After Wendy Williams, former talk show host, revealed her dementia diagnosis, public interest in the topic has surged.

Last week, the world learned that Wendy Williams, a former talk show host known for her unapologetic humor, was diagnosed with aphasia and frontotemporal dementia. Wendy’s diagnosis made headlines, and Google reported a surge in search interest for terms like “dementia,” ”early onset dementia,” and “frontal lobe dementia causes.” 

At Death with Dignity, we get more questions about dementia and end-of-life care than any other topic. It’s a very common condition defined by a group of symptoms that have dramatic impacts on daily life. Mayo Clinic estimates more than 3 million U.S. cases every year, and the World Health Organization says it’s the seventh leading cause of death globally. 

What is Dementia?

Dementia describes a range of symptoms, including memory loss, language difficulties, and impaired problem-solving abilities, which significantly disrupt daily functioning. These symptoms not only lead to a decline in cognitive abilities but also impact behavior, emotions, and interpersonal relationships, ultimately affecting independence and quality of life. The Alzheimer’s Association explains that dementia is not a singular disease, but rather an umbrella term used for various conditions such as Alzheimer’s, vascular dementia, dementia with Lewy bodies, frontotemporal dementia, and Huntington’s disease. Alzheimer’s accounts for 60-80% of dementia cases, while frontotemporal dementia is much more rare, accounting for only 10-20% of all dementia cases.
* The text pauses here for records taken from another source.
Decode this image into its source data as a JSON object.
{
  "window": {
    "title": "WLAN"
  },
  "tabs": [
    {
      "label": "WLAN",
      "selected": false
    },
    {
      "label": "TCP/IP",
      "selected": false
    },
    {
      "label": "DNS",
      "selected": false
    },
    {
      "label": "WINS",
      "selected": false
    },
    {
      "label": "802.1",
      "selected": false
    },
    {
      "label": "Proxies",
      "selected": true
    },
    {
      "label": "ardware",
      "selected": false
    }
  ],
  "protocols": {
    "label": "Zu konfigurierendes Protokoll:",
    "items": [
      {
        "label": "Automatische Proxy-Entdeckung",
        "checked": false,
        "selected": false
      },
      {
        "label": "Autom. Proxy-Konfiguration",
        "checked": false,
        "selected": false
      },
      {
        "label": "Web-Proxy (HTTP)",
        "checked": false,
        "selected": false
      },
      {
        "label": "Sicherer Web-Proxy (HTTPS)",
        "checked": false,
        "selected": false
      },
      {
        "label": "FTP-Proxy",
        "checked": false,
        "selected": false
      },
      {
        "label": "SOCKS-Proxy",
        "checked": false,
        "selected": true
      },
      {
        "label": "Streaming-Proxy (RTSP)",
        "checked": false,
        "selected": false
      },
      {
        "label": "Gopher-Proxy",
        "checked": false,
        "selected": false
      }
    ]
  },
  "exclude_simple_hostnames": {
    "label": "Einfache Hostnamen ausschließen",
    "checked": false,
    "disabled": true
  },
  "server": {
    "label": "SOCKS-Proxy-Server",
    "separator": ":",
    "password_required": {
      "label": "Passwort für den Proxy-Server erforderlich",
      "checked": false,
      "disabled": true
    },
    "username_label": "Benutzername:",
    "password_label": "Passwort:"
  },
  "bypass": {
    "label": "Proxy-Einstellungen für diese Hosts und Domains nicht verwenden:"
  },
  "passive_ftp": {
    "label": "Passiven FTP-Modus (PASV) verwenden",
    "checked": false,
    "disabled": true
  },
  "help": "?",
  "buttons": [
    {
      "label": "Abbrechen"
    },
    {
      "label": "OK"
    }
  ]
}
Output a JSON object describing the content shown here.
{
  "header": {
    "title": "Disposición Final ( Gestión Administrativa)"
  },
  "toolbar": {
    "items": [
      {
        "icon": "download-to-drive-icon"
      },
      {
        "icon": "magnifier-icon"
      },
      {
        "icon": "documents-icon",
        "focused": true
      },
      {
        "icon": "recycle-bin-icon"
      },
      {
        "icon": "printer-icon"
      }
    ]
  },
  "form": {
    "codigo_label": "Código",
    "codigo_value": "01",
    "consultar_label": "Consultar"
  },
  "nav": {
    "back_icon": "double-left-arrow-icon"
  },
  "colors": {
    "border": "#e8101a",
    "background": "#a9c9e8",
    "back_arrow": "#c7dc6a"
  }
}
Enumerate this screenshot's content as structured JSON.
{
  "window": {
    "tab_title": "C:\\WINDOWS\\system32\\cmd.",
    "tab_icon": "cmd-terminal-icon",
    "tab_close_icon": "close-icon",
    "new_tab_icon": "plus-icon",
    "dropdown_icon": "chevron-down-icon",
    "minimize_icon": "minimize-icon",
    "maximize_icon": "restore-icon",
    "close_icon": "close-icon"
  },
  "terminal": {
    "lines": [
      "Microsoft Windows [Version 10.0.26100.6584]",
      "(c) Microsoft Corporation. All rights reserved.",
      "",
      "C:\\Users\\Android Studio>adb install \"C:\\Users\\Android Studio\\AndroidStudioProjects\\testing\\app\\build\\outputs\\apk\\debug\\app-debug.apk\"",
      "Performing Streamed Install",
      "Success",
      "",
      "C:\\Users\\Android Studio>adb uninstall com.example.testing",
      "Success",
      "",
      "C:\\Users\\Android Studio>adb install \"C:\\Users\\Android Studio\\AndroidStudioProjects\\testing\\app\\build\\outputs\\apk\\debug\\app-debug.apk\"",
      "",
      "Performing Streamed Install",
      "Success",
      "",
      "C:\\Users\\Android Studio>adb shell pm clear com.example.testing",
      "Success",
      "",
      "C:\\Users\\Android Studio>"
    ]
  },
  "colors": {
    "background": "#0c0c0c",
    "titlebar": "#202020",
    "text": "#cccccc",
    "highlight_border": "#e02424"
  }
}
Aphasia results from a stroke or a brain injury and affects the person’s ability to communicate. People who are diagnosed with aphasia are still competent and can make their own decisions; they just have a hard time speaking, reading, or writing clearly. It is possible to have aphasia on its own, and dementia can cause a specific type of aphasia called primary progressive aphasia.

How is Dementia Diagnosed?

Determining if a patient has dementia involves an extensive diagnostic process involving verbal and visual cognitive tests, PET scans, or an MRI. 

New draft guidelines, Revised Criteria for Diagnosis and Staging of Alzheimer’s Disease, make a case for using biomarkers to simplify the diagnostic process. Though there is much debate, and even conflicts of interest regarding the new guidelines, the potential of learning if an individual has dementia through a blood test is on the horizon.

Unequal Impact of Dementia

Dementia is not an equal-opportunity disease. The Centers for Disease Control and Prevention estimates that 14% of Black people in America over the age of 65 have Alzheimer’s, compared to 10% of white people. By 2060, cases are expected to increase fourfold among Black individuals in the United States. 

Researchers are unclear about the exact cause of this disparity. However, one undeniable factor is the lack of culturally responsive healthcare and pervasive discrimination that exists for non-white populations in our healthcare system. The Alzheimer’s Association reports that half of Black individuals say they have experienced discrimination while seeking care for a person living with Alzheimer’s, and only 48% of Black Americans report being confident they can access culturally competent care.

Dementia is a complex and challenging condition, one that deserves priority when having conversations about end-of-life care with loved ones and medical providers. For more information about dementia, please visit The Alzheimer’s Association.